It’s a sad state of affairs when you find parents acting more childish than the kids. It’s really bad when they do it during a holiday.
I was sitting at home on Easter, recovering from a nasty cold, when I came across a story about an Easter egg hunt gone horribly wrong. The Pez candy company held a hunt at a facility in Connecticut, with three separate fields for different age groups and staggered start times.
Now, most of us know that Easter is a day that celebrates the resurrection of Jesus Christ. Parents at the Pez event apparently decided to reenact another biblical concept—the swarm of locusts—and descended on fields before the official start time, knocking over kids as young as 4 years old to scoop up 9,000 little plastic eggs.
It’s official: Greed has claimed yet another holiday. One of the deadly sins, greed is no longer happy devouring the leftover remains of Thanksgiving and has now set its sights on Easter, further perpetuating the new American culture of “Me, me, me!”
Thankfully, there were no reports of injuries as a result of parental running of the bulls, but there easily could have been. Broken baskets and broken hearts were the only casualties.
You’ve got to wonder what kind of twisted moms and dads would mow down defenseless children just so their greedy brats can waltz out with a mountain of candy that will likely make them sick. Parents are supposed to be examples of virtue, but what kind of lessons do children learn as they watch them move around the field like Pac-Man, scooping up eggs like power pellets?
I am beyond tired of seeing holidays ruined by greed. It is ridiculous to see that parents are taking days of goodwill and love and desecrating them. Holidays are meant to bring people closer, not drive them apart or—worse—cull the herd.

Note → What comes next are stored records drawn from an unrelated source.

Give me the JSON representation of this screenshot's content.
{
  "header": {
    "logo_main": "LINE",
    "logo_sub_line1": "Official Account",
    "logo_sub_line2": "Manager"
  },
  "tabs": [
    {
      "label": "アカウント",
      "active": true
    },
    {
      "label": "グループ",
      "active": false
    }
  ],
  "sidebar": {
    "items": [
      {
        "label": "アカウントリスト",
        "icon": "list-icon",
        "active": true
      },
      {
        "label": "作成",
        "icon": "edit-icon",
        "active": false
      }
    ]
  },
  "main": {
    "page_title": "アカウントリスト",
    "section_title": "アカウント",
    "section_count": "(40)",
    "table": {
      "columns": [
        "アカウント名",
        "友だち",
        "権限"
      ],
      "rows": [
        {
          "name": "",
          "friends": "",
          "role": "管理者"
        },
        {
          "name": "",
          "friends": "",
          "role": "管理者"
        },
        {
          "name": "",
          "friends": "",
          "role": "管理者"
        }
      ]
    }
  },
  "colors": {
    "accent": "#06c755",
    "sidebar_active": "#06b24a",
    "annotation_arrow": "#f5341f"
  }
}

When I was a kid, parents were parents. In other words, enforcers. You got to go out and play, but you’d better get your butt home before dinner. If kids behaved the way the parents in Connecticut did, there would have been a whipping.
Now, parents are overprotective bodyguards. They want their kids to have everything they apparently didn’t have because their parents were real parents and not Tootsie Rolls that let the kids call the shots. It’s like these parents were cloned from the parents of Veruca Salt, the character in the book Charlie and the Chocolate Factory who always got what she wanted because her parents were unwilling to say no.

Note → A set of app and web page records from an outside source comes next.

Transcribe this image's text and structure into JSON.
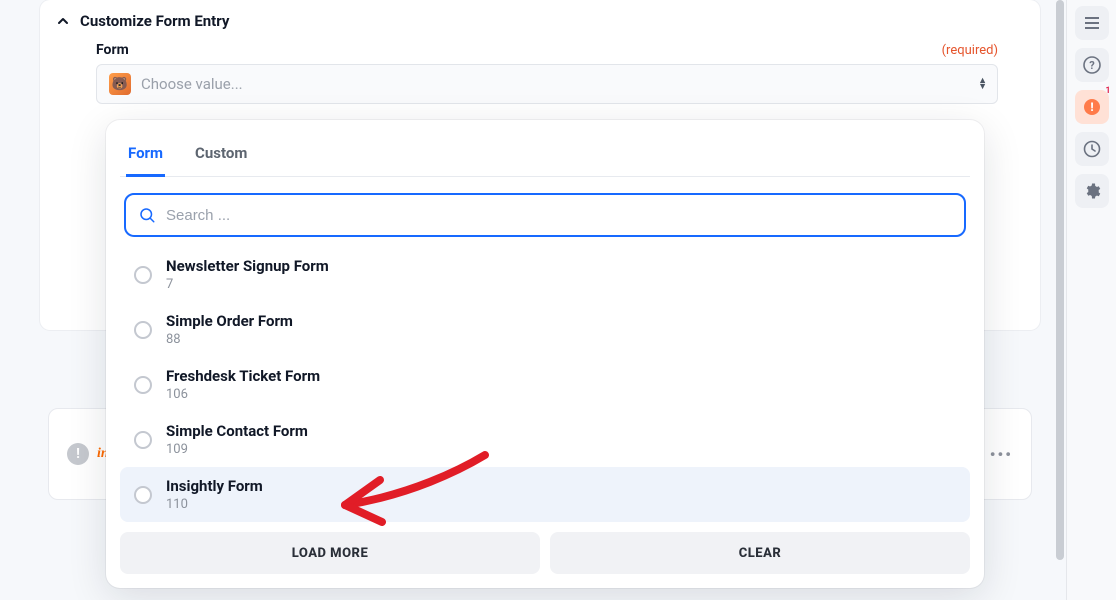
{
  "section": {
    "title": "Customize Form Entry"
  },
  "field": {
    "label": "Form",
    "required_text": "(required)",
    "placeholder": "Choose value..."
  },
  "dropdown": {
    "tabs": {
      "form": "Form",
      "custom": "Custom"
    },
    "search_placeholder": "Search ...",
    "options": [
      {
        "title": "Newsletter Signup Form",
        "id": "7"
      },
      {
        "title": "Simple Order Form",
        "id": "88"
      },
      {
        "title": "Freshdesk Ticket Form",
        "id": "106"
      },
      {
        "title": "Simple Contact Form",
        "id": "109"
      },
      {
        "title": "Insightly Form",
        "id": "110"
      }
    ],
    "load_more": "LOAD MORE",
    "clear": "CLEAR"
  },
  "bg_step": {
    "logo_text": "insig",
    "dots": "•••"
  },
  "rail": {
    "warn_badge": "1"
  }
}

Maybe the next time Pez holds an Easter egg hunt, it could install garbage chutes that bad parents could fall through. Okay, getting off topic…
If I were Pez, I’d either call off the hunt in future years or take necessary steps to prevent greedy parents from seizing control. There are only a few opportunities in childhood to enjoy Easter egg hunts. Everything that can be done to prevent those memories from being horrible and traumatic should be done.
If I were the parents, I’d just stay home and have a hunt in the yard or the house. Fewer casualties that way.